It should come as no surprise that job recruiters and placement agencies use email to solicit interest in their available jobs. They have their candidate contacts, which they use to cast as broad a net as possible to find quality potential employees.

Today, however, a new level of sophistication is necessary to get those emails opened by the recipients. With as many as 60% of emails getting identified as spam by filtering software, as well as the highest-ever level of competition for recipients’ attention, recruiters need to take their game to the next level.

Taking a cue from email marketing strategies, recruiters need to remember they are not simply alerting candidates to available jobs. Instead, they are selling their placement services. The same techniques that email marketers have been using can improve recruiter email open rates.

Here are five tips for writing effective emails that generate higher responses:

1. Don’t Look Like Spam

Email filters have become sophisticated in identifying likely spam. Take some time to understand how these spam filters work and what triggers them. A few obvious things to avoid include:

  • exclamation points: they are a weak enthusiasm generator
  • sending too many emails: filters see volume as junk
  • limit internal links: filters considering this a gaming factor for attention
  • images instead of text: use words to get your message out
  • all caps: filters see all capitalized words as clear spam signals


Different email systems have their own specifications for spam filtering. Research the major platforms like Outlook or Gmail to understand what they consider spam.

On the other side of the coin, make sure to use an email verifier tool. Sending out emails that won’t land in an inbox is not only a waste of your resources, time and money, but can also affect your open rates and sender reputation.

2. Create Compelling Subject Lines

The first thing people see in their inbox is the subject line. Hook the reader with strong descriptives that make them want to know more. Don’t tease: it looks cheap and is easily dismissed. Instead, be upfront about the subject matter of the email. For example, “Challenging Financial Position” will get more attention than “New Job Opportunity.”

Also, most email interfaces display the first line or two of the email text. Use this space to your advantage as well by adding more visible detail before the email is even opened.

3. Write Great Content

It’s easy to mistake emails as simple announcements or FYI text. Don’t just tell people your news; make it exciting and intriguing. Bring some style to your message that keeps people reading.

The most effective emails are short, but packed with information. Avoid pasting in long job and benefit descriptions. Instead, presenting a few compelling highlights will make readers want to know more.

Most importantly, make it obvious what the next step interested parties need to take to connect with you. A good “call to action” link or button should be easy to find in order to effortlessly connect you and your candidate.

4. Format For Mobile Devices

Over half of all emails are opened on mobile devices. Keep this in mind when writing and formatting emails.

Keep sentences short and use headers to group together common elements. Also, larger fonts work better than smaller ones. If you want to use images, be sure to include alternate text since many mobile users block images. And finally, remember to include that all-important call-to-action in a prominent place and make it easy to click.

5. Review Your Success Rates

Email analytics will also tell you what’s working and what’s not. Review your email metrics for ideas to experiment with. This could be anything from changing up subject lines, varying the length of content, and playing with keywords that spark interest.
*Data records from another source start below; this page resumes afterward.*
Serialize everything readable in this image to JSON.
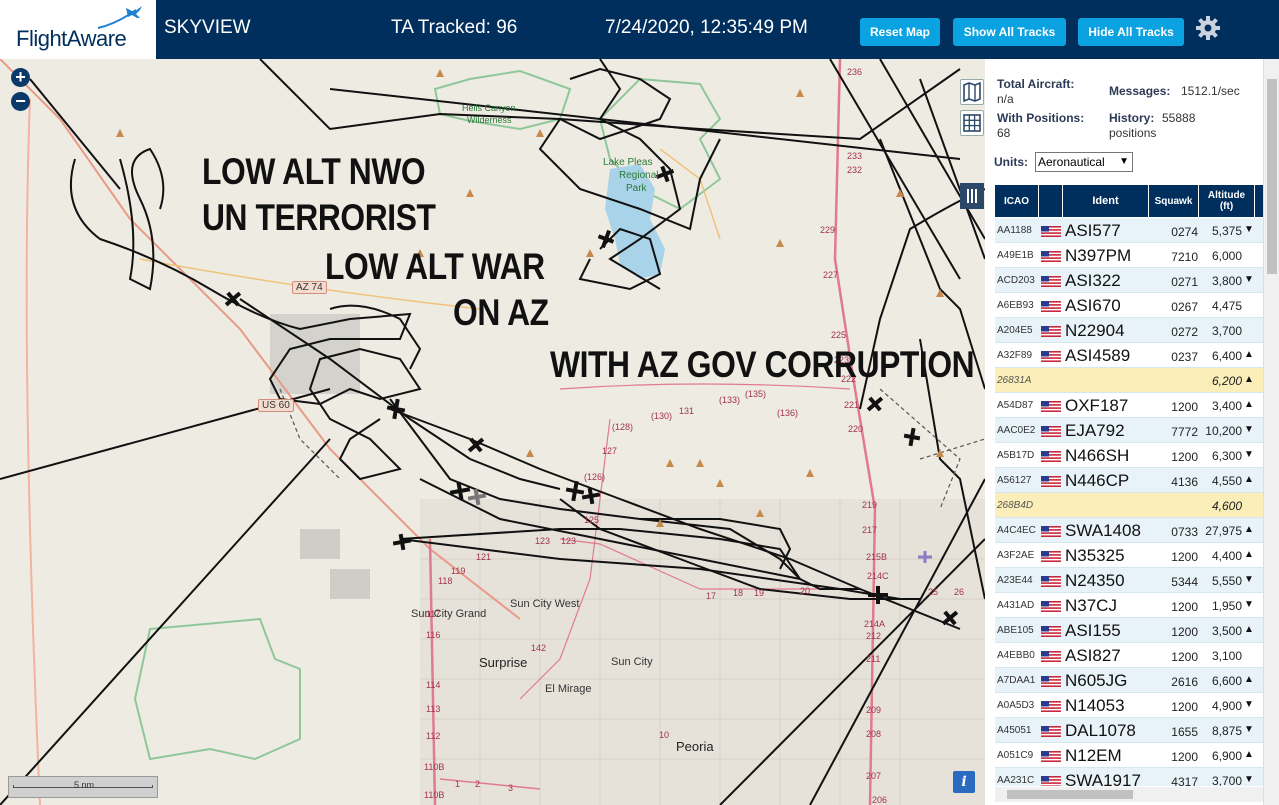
{
  "header": {
    "logo_text": "FlightAware",
    "app_title": "SKYVIEW",
    "tracked": "TA Tracked: 96",
    "datetime": "7/24/2020, 12:35:49 PM",
    "reset_map": "Reset Map",
    "show_all_tracks": "Show All Tracks",
    "hide_all_tracks": "Hide All Tracks",
    "settings_icon": "gear-icon"
  },
  "map": {
    "zoom_in": "+",
    "zoom_out": "−",
    "scale_label": "5 nm",
    "info_label": "i",
    "overlay_text": [
      "LOW ALT NWO",
      "UN TERRORIST",
      "LOW ALT WAR",
      "ON AZ",
      "WITH AZ GOV CORRUPTION"
    ],
    "places": {
      "hells_canyon": "Hells Canyon",
      "wilderness": "Wilderness",
      "lake_pleasant_1": "Lake Pleas",
      "lake_pleasant_2": "Regional",
      "lake_pleasant_3": "Park",
      "sun_city_grand": "Sun City Grand",
      "sun_city_west": "Sun City West",
      "surprise": "Surprise",
      "sun_city": "Sun City",
      "el_mirage": "El Mirage",
      "peoria": "Peoria"
    },
    "shields": {
      "az74": "AZ 74",
      "us60": "US 60"
    },
    "mile_markers": [
      "236",
      "233",
      "232",
      "229",
      "227",
      "225",
      "223",
      "222",
      "221",
      "220",
      "219",
      "217",
      "215B",
      "214C",
      "214A",
      "212",
      "211",
      "209",
      "208",
      "207",
      "206",
      "(128)",
      "131",
      "(133)",
      "(135)",
      "(136)",
      "(130)",
      "127",
      "(126)",
      "125",
      "123",
      "123",
      "121",
      "119",
      "118",
      "117",
      "116",
      "114",
      "113",
      "112",
      "110B",
      "110B",
      "142",
      "17",
      "18",
      "19",
      "20",
      "25",
      "26",
      "10",
      "1",
      "2",
      "3"
    ]
  },
  "panel": {
    "total_label": "Total Aircraft:",
    "total_value": "n/a",
    "messages_label": "Messages:",
    "messages_value": "1512.1/sec",
    "positions_label": "With Positions:",
    "positions_value": "68",
    "history_label": "History:",
    "history_value": "55888",
    "history_unit": "positions",
    "units_label": "Units:",
    "units_value": "Aeronautical",
    "columns": {
      "icao": "ICAO",
      "ident": "Ident",
      "squawk": "Squawk",
      "altitude_1": "Altitude",
      "altitude_2": "(ft)"
    },
    "rows": [
      {
        "icao": "AA1188",
        "ident": "ASI577",
        "squawk": "0274",
        "alt": "5,375",
        "trend": "▼",
        "hl": false
      },
      {
        "icao": "A49E1B",
        "ident": "N397PM",
        "squawk": "7210",
        "alt": "6,000",
        "trend": "",
        "hl": false
      },
      {
        "icao": "ACD203",
        "ident": "ASI322",
        "squawk": "0271",
        "alt": "3,800",
        "trend": "▼",
        "hl": false
      },
      {
        "icao": "A6EB93",
        "ident": "ASI670",
        "squawk": "0267",
        "alt": "4,475",
        "trend": "",
        "hl": false
      },
      {
        "icao": "A204E5",
        "ident": "N22904",
        "squawk": "0272",
        "alt": "3,700",
        "trend": "",
        "hl": false
      },
      {
        "icao": "A32F89",
        "ident": "ASI4589",
        "squawk": "0237",
        "alt": "6,400",
        "trend": "▲",
        "hl": false
      },
      {
        "icao": "26831A",
        "ident": "",
        "squawk": "",
        "alt": "6,200",
        "trend": "▲",
        "hl": true
      },
      {
        "icao": "A54D87",
        "ident": "OXF187",
        "squawk": "1200",
        "alt": "3,400",
        "trend": "▲",
        "hl": false
      },
      {
        "icao": "AAC0E2",
        "ident": "EJA792",
        "squawk": "7772",
        "alt": "10,200",
        "trend": "▼",
        "hl": false
      },
      {
        "icao": "A5B17D",
        "ident": "N466SH",
        "squawk": "1200",
        "alt": "6,300",
        "trend": "▼",
        "hl": false
      },
      {
        "icao": "A56127",
        "ident": "N446CP",
        "squawk": "4136",
        "alt": "4,550",
        "trend": "▲",
        "hl": false
      },
      {
        "icao": "268B4D",
        "ident": "",
        "squawk": "",
        "alt": "4,600",
        "trend": "",
        "hl": true
      },
      {
        "icao": "A4C4EC",
        "ident": "SWA1408",
        "squawk": "0733",
        "alt": "27,975",
        "trend": "▲",
        "hl": false
      },
      {
        "icao": "A3F2AE",
        "ident": "N35325",
        "squawk": "1200",
        "alt": "4,400",
        "trend": "▲",
        "hl": false
      },
      {
        "icao": "A23E44",
        "ident": "N24350",
        "squawk": "5344",
        "alt": "5,550",
        "trend": "▼",
        "hl": false
      },
      {
        "icao": "A431AD",
        "ident": "N37CJ",
        "squawk": "1200",
        "alt": "1,950",
        "trend": "▼",
        "hl": false
      },
      {
        "icao": "ABE105",
        "ident": "ASI155",
        "squawk": "1200",
        "alt": "3,500",
        "trend": "▲",
        "hl": false
      },
      {
        "icao": "A4EBB0",
        "ident": "ASI827",
        "squawk": "1200",
        "alt": "3,100",
        "trend": "",
        "hl": false
      },
      {
        "icao": "A7DAA1",
        "ident": "N605JG",
        "squawk": "2616",
        "alt": "6,600",
        "trend": "▲",
        "hl": false
      },
      {
        "icao": "A0A5D3",
        "ident": "N14053",
        "squawk": "1200",
        "alt": "4,900",
        "trend": "▼",
        "hl": false
      },
      {
        "icao": "A45051",
        "ident": "DAL1078",
        "squawk": "1655",
        "alt": "8,875",
        "trend": "▼",
        "hl": false
      },
      {
        "icao": "A051C9",
        "ident": "N12EM",
        "squawk": "1200",
        "alt": "6,900",
        "trend": "▲",
        "hl": false
      },
      {
        "icao": "AA231C",
        "ident": "SWA1917",
        "squawk": "4317",
        "alt": "3,700",
        "trend": "▼",
        "hl": false
      }
    ]
  },
  "colors": {
    "header_bg": "#002f5d",
    "button_bg": "#0aa2e0",
    "row_alt": "#e8f2f9",
    "row_highlight": "#fbeeb8",
    "map_bg": "#eeebe3",
    "water": "#a9d3e8",
    "highway": "#e07b8c"
  }
}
Your goal is to get your email opened and read. Using established marketing techniques can increase open and response rates.

Rae is a graduate of Tufts University with a combined International Relations and Chinese degree. After spending time living and working abroad in China, she returned to NYC to pursue her career and continue curating quality content. Rae is passionate about travel, food, and writing, of course.